» WHAT THE TASK REQUIRES
Pictures stay out; everything else in the listing below is to be restated word for word.
++++++
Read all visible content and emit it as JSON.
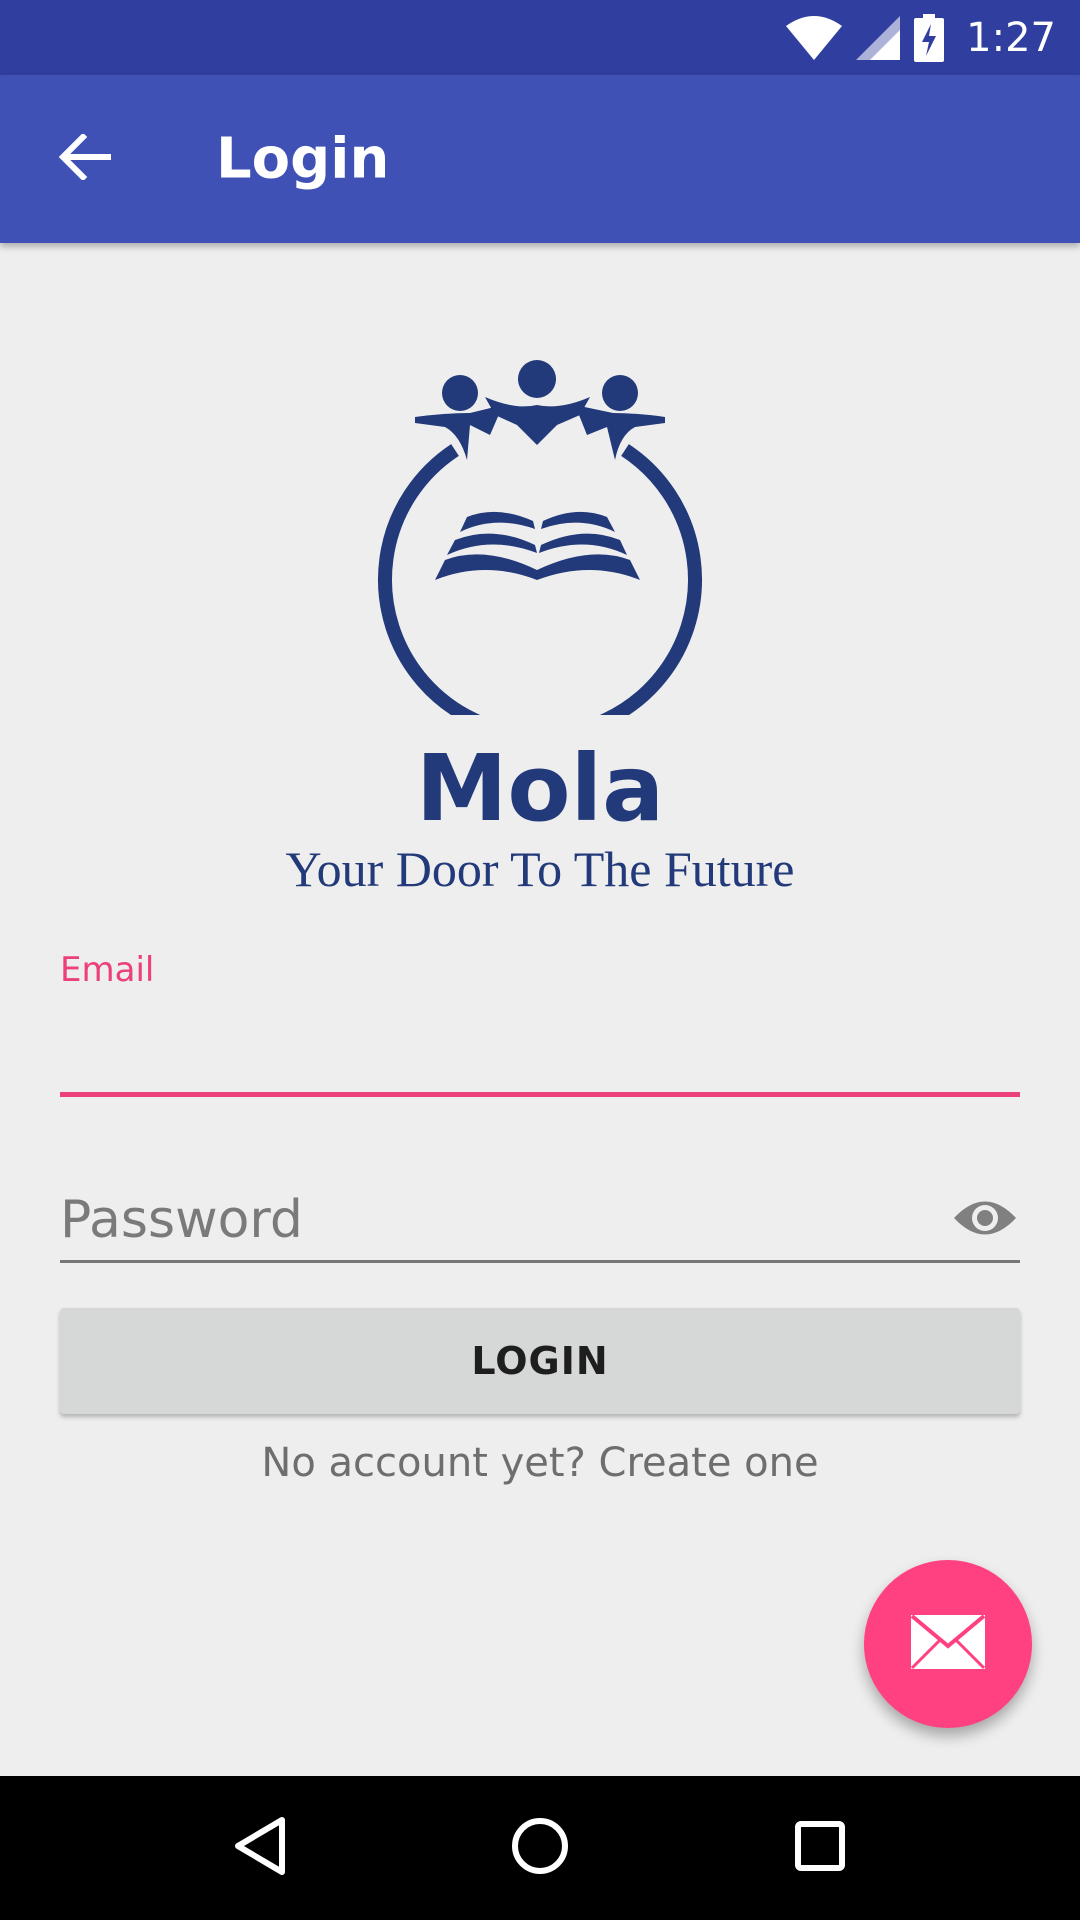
{
  "status_bar": {
    "time": "1:27",
    "icons": [
      "wifi-icon",
      "signal-icon",
      "battery-charging-icon"
    ]
  },
  "app_bar": {
    "title": "Login",
    "back_icon": "arrow-back-icon"
  },
  "branding": {
    "name": "Mola",
    "tagline": "Your Door To The Future",
    "brand_color": "#22397A"
  },
  "form": {
    "email_label": "Email",
    "email_value": "",
    "password_placeholder": "Password",
    "password_value": "",
    "visibility_icon": "eye-icon",
    "login_label": "LOGIN",
    "signup_text": "No account yet? Create one"
  },
  "fab": {
    "icon": "mail-icon",
    "color": "#FF4081"
  },
  "colors": {
    "primary": "#3F51B5",
    "primary_dark": "#303F9F",
    "accent": "#EC407A"
  },
  "nav_bar": {
    "icons": [
      "back-triangle-icon",
      "home-circle-icon",
      "recents-square-icon"
    ]
  }
}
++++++
» OUTPUT OF THE EXERCISE
Read all visible content and emit it as JSON.
{
  "status_bar": {
    "time": "1:27",
    "icons": [
      "wifi-icon",
      "signal-icon",
      "battery-charging-icon"
    ]
  },
  "app_bar": {
    "title": "Login",
    "back_icon": "arrow-back-icon"
  },
  "branding": {
    "name": "Mola",
    "tagline": "Your Door To The Future",
    "brand_color": "#22397A"
  },
  "form": {
    "email_label": "Email",
    "email_value": "",
    "password_placeholder": "Password",
    "password_value": "",
    "visibility_icon": "eye-icon",
    "login_label": "LOGIN",
    "signup_text": "No account yet? Create one"
  },
  "fab": {
    "icon": "mail-icon",
    "color": "#FF4081"
  },
  "colors": {
    "primary": "#3F51B5",
    "primary_dark": "#303F9F",
    "accent": "#EC407A"
  },
  "nav_bar": {
    "icons": [
      "back-triangle-icon",
      "home-circle-icon",
      "recents-square-icon"
    ]
  }
}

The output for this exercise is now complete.